I am a native english speaker but today i was told that the marketing copy below is bad english. Can someone share some views on it?

"Book a Tour to Experience Today!"

closed as off-topic by Cascabel, jimm101, choster, Chenmunka, J. Taylor Feb 14 at 1:30

This question appears to be off-topic. The users who voted to close gave this specific reason:

  • "Proofreading questions are off-topic unless a specific source of concern in the text is clearly identified." – jimm101, Chenmunka
If this question can be reworded to fit the rules in the help center, please edit the question.

  • 3
    I'm already experiencing today, so I don't need the tour. – TaliesinMerlin Feb 8 at 3:17
  • 1
    It’s fine. If you can experience the past at a museum, and the future at a science fiction movie, then you can certainly experience today. The problem is knowing what “today” means, since all of us are experiencing our own “today” every day. But this may be deliberate, since the reader has to think for a moment. – Global Charm Feb 8 at 3:29
  • 1
    It depends on what you are trying to sell, it might make sense in the right context but I suspect that you are trying to say "Book a tour today to experience the delights described above", and that isn't clear from the copy you've given us. What does the rest of the poster, leaflet or web page say? – BoldBen Feb 8 at 5:01
  • 2
    To be clear, the sentence is syntactically fine. However, it may not be meaningful. Without knowing the rest of the context, I would at least say Book a Tour to Experience It Today. – Jason Bassford Feb 8 at 5:09
  • 1
    @Frieda You've actually answed my question while I was writing it, sort of. When you say "property" are you referring to a residential property, or possibly a development of many properties for sale?
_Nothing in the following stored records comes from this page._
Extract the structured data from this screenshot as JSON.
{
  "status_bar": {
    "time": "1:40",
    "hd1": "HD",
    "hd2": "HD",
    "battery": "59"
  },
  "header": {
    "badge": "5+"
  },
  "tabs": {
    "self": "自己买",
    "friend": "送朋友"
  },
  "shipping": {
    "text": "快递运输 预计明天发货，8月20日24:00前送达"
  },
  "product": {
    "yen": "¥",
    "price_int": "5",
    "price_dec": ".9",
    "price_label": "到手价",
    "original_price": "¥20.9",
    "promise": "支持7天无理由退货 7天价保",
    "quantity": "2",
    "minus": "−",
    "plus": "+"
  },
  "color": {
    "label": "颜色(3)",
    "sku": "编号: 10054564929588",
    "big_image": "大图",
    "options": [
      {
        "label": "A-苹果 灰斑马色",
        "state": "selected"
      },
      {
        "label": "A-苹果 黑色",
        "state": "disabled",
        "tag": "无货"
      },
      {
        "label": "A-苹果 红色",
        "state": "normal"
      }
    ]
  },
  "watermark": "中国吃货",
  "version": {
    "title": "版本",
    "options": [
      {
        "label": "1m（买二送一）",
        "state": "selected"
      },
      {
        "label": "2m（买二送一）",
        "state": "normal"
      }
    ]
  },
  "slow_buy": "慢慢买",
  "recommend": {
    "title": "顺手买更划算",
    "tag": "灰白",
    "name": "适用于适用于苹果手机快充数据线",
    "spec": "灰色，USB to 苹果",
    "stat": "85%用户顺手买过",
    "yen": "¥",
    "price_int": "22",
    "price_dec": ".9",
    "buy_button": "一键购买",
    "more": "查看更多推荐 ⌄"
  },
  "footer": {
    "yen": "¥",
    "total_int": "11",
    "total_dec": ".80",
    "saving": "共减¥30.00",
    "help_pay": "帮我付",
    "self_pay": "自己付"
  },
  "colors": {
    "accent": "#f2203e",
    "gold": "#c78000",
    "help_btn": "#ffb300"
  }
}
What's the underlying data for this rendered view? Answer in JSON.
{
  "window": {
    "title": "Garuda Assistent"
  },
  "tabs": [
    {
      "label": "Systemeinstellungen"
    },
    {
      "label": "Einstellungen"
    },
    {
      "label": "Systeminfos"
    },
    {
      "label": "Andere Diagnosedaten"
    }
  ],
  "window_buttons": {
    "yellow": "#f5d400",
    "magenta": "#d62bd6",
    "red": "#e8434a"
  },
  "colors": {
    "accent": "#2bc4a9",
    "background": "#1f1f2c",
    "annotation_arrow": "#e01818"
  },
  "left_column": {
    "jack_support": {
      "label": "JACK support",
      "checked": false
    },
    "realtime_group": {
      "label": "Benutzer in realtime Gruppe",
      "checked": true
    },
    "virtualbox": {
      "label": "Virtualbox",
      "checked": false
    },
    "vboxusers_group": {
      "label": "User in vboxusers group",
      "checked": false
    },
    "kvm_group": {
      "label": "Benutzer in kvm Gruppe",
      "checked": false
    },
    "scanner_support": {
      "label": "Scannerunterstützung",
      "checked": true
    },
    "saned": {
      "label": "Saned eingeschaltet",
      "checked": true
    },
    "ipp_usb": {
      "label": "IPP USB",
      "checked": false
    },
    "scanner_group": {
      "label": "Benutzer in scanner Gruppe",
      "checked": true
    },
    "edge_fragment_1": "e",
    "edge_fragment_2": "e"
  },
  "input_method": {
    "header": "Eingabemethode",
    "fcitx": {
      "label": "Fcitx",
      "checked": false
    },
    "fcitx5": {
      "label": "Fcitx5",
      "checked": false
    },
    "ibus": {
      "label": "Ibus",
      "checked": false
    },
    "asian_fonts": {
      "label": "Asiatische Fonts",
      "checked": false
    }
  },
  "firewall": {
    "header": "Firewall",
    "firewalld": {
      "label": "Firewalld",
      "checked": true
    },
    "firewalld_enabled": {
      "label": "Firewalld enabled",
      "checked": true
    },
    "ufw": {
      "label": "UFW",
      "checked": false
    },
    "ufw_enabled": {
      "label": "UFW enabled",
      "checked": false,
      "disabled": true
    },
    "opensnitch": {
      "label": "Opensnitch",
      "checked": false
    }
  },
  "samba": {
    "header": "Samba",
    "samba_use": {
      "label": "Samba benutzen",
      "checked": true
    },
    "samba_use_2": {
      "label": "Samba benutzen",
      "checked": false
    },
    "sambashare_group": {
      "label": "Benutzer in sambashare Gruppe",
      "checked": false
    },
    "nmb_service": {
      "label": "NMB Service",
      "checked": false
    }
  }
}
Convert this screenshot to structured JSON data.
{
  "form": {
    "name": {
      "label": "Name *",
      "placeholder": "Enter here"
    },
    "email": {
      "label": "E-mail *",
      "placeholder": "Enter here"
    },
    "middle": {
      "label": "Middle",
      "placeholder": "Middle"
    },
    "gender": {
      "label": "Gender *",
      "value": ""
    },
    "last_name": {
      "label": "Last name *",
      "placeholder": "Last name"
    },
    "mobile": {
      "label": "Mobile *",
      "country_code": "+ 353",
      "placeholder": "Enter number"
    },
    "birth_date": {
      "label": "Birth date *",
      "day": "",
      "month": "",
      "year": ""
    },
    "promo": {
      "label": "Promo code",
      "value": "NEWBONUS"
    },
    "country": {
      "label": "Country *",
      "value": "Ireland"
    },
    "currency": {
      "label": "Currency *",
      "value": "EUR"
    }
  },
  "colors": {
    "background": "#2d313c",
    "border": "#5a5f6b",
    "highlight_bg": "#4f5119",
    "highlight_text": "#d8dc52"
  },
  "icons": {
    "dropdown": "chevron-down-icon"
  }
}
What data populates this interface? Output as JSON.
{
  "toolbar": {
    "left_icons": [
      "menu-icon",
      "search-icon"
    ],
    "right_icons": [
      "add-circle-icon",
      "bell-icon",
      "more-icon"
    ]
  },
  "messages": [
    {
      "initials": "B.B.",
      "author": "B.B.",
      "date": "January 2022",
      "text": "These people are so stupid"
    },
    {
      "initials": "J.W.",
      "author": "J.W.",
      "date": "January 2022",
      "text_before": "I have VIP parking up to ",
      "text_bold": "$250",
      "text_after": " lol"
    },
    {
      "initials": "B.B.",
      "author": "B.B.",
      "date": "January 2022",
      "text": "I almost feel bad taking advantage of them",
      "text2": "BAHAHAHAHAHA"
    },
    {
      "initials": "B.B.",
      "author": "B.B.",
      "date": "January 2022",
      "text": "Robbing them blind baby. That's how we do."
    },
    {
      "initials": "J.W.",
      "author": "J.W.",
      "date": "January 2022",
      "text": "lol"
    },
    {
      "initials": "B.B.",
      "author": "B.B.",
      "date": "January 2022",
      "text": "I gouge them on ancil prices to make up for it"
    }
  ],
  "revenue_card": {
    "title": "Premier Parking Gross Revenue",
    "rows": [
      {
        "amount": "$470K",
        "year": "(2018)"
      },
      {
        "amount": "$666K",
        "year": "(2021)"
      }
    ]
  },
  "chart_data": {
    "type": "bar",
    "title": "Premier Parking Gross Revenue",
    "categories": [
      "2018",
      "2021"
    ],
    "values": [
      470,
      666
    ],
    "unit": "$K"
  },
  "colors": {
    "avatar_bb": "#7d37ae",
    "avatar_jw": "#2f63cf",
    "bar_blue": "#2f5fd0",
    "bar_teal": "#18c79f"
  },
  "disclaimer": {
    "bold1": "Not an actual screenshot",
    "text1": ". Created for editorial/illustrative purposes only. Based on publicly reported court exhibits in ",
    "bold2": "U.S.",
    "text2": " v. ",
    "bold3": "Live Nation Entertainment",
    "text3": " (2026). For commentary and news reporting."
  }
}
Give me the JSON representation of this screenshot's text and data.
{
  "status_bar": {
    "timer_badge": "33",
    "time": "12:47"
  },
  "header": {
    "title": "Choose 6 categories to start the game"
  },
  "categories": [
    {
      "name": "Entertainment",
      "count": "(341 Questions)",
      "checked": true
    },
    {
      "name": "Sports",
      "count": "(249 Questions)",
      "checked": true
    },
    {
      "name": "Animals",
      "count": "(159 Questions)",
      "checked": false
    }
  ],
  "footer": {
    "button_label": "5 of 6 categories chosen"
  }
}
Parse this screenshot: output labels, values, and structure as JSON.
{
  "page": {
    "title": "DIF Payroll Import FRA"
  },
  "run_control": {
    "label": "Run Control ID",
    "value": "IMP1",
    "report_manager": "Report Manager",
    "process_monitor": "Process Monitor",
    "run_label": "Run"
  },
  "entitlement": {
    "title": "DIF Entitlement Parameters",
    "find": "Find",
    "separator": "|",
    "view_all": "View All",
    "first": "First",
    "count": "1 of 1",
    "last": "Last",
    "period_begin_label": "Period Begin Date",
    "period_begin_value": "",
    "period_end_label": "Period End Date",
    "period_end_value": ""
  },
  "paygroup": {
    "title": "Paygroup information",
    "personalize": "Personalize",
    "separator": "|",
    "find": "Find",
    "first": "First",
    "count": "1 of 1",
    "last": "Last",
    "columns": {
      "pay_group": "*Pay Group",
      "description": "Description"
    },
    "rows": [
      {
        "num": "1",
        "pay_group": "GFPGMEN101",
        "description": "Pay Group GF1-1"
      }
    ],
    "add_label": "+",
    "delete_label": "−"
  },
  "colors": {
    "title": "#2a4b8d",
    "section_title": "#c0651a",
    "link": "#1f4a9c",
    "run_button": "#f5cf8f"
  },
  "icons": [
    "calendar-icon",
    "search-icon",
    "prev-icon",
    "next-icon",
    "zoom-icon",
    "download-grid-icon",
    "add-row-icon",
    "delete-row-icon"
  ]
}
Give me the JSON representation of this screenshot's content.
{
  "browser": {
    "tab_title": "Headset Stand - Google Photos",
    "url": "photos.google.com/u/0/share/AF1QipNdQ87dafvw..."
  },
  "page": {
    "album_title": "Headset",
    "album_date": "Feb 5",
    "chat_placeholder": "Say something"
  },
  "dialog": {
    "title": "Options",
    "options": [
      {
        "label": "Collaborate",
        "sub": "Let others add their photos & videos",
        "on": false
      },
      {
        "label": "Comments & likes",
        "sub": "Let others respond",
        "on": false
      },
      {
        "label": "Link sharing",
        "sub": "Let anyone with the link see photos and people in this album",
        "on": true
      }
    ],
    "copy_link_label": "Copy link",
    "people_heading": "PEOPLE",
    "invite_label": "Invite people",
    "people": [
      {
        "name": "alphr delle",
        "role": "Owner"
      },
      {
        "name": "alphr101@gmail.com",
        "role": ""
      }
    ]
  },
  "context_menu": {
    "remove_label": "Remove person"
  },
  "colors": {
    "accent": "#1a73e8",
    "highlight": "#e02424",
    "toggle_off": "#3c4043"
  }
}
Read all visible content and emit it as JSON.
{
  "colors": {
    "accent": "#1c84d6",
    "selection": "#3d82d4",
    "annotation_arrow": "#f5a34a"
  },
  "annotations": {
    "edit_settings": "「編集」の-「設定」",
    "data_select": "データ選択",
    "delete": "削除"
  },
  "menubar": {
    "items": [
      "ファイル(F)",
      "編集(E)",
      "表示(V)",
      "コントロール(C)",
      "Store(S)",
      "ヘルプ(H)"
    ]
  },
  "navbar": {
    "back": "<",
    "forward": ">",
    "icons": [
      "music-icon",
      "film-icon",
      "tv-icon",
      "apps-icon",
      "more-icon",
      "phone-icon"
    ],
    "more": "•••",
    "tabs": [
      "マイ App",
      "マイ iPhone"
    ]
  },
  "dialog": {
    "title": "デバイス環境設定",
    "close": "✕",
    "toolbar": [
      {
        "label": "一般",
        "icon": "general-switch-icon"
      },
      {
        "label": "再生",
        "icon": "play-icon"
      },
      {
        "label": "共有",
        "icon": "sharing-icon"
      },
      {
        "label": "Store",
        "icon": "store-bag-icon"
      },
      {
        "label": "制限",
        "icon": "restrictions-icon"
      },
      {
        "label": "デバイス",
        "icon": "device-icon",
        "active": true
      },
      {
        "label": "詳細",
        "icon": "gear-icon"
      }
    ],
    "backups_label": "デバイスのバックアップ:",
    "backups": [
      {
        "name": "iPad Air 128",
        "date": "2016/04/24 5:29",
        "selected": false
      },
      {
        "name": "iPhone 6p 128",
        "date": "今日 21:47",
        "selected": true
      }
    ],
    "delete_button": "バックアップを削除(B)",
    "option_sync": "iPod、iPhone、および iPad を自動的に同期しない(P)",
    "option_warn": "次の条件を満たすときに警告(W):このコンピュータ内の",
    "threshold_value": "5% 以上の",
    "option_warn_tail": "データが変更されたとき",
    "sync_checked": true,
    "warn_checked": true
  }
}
If so I would change the order of the words sonthat you get something like "Book a tour today to experience this property". By the way I don't think that marketing copy is something you can count, that is you can't really say "a marketing copy" and "another marketing copy" it's more normal to say "a piece of marketing copy" and "more marketing copy" – BoldBen Feb 8 at 5:12